### [TASK DIRECTIONS]
The answer must consist of every line below that contains the word "JSON".

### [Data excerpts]

---

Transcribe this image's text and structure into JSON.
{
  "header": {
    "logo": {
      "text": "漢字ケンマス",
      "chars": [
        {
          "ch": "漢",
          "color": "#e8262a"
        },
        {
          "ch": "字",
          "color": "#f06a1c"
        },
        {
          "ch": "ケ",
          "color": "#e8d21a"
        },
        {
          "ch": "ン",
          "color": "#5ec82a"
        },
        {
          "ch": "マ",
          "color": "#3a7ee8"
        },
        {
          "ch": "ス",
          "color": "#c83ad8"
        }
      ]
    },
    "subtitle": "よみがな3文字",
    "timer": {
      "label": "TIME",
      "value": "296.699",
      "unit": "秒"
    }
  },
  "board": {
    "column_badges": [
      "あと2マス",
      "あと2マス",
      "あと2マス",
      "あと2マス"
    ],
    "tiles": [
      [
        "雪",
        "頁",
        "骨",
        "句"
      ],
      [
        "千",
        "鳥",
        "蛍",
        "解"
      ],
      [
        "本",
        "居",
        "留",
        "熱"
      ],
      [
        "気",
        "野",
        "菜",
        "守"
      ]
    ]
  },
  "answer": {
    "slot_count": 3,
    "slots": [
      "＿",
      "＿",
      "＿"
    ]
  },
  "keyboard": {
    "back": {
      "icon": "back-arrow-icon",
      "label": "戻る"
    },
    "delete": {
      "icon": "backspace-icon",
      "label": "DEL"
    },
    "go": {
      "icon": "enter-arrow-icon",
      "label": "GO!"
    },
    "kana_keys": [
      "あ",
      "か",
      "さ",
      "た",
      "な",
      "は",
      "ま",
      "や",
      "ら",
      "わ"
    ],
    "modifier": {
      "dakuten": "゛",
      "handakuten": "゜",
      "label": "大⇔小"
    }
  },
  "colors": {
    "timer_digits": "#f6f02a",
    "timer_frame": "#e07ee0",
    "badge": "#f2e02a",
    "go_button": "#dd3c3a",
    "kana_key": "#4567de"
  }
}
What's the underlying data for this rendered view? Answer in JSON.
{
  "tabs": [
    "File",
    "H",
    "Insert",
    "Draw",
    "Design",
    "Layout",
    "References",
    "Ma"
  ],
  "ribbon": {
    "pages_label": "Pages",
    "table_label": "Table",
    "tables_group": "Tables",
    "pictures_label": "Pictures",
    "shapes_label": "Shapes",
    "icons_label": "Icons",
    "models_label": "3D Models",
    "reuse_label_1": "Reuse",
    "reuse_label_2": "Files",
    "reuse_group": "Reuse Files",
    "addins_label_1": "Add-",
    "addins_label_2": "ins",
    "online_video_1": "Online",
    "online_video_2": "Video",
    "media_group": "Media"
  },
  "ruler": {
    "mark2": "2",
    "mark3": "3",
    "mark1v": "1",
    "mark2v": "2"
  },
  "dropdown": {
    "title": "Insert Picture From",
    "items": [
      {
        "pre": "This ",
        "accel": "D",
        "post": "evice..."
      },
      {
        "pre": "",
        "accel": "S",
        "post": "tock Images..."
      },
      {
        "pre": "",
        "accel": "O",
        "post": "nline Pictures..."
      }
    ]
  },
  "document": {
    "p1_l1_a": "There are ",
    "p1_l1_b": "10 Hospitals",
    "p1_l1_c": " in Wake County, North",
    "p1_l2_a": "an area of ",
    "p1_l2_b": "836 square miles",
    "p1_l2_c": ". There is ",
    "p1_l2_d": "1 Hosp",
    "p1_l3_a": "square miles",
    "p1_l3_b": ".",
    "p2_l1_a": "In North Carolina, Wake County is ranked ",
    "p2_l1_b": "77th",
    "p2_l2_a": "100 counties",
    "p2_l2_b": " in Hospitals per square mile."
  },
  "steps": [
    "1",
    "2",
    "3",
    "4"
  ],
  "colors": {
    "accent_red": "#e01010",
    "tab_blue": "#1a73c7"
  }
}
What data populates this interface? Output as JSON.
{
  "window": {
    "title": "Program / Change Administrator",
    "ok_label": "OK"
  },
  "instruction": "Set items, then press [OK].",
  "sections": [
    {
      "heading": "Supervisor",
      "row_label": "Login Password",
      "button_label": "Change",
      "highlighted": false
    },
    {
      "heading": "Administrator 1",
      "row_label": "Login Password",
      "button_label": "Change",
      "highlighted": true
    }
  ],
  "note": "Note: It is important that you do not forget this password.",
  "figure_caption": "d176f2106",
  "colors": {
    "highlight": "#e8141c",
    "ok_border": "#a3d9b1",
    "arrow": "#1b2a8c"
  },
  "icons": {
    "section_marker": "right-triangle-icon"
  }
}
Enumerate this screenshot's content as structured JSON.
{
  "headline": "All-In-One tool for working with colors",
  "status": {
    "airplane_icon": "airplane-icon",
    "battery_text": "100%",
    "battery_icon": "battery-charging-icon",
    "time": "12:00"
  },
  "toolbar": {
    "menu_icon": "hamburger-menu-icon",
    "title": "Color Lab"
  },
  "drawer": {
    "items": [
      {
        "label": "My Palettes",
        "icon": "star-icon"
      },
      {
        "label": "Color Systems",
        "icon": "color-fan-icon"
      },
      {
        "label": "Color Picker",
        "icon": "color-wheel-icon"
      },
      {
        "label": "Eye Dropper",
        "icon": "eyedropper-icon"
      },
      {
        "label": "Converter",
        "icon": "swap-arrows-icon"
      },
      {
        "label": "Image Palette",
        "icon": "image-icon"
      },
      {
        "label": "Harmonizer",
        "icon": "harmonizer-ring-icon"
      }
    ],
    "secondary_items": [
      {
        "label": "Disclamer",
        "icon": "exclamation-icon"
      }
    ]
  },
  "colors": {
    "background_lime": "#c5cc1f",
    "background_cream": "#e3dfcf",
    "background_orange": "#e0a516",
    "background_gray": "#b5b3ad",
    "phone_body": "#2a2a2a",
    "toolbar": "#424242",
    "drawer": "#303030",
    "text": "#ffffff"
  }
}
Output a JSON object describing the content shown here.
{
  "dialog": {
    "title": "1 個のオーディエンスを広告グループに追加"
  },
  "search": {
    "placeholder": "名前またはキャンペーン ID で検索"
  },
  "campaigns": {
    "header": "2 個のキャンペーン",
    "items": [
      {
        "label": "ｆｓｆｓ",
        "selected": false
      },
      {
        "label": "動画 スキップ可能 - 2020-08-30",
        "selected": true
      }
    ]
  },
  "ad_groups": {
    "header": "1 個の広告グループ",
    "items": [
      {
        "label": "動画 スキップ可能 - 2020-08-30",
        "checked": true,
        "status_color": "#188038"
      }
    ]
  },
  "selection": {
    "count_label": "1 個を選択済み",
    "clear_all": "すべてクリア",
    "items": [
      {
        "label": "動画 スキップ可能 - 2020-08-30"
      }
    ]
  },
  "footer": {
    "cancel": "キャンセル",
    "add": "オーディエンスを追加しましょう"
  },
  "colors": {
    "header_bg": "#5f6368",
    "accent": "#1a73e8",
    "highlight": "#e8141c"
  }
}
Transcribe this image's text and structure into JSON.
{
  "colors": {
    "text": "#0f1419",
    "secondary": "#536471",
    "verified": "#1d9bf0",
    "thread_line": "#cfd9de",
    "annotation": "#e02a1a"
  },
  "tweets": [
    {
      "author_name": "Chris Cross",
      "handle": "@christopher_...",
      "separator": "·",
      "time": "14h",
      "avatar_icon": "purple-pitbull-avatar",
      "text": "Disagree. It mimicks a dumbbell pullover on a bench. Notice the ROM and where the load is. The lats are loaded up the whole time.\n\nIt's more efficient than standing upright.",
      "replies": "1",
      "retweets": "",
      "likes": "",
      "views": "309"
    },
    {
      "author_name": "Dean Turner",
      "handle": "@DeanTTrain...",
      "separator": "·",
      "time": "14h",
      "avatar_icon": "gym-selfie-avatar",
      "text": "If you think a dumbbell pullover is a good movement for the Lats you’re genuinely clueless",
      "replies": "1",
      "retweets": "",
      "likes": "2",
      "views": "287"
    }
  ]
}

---

### [TASK RESULT]
Transcribe this image's text and structure into JSON.
What's the underlying data for this rendered view? Answer in JSON.
What data populates this interface? Output as JSON.
Enumerate this screenshot's content as structured JSON.
Output a JSON object describing the content shown here.
Transcribe this image's text and structure into JSON.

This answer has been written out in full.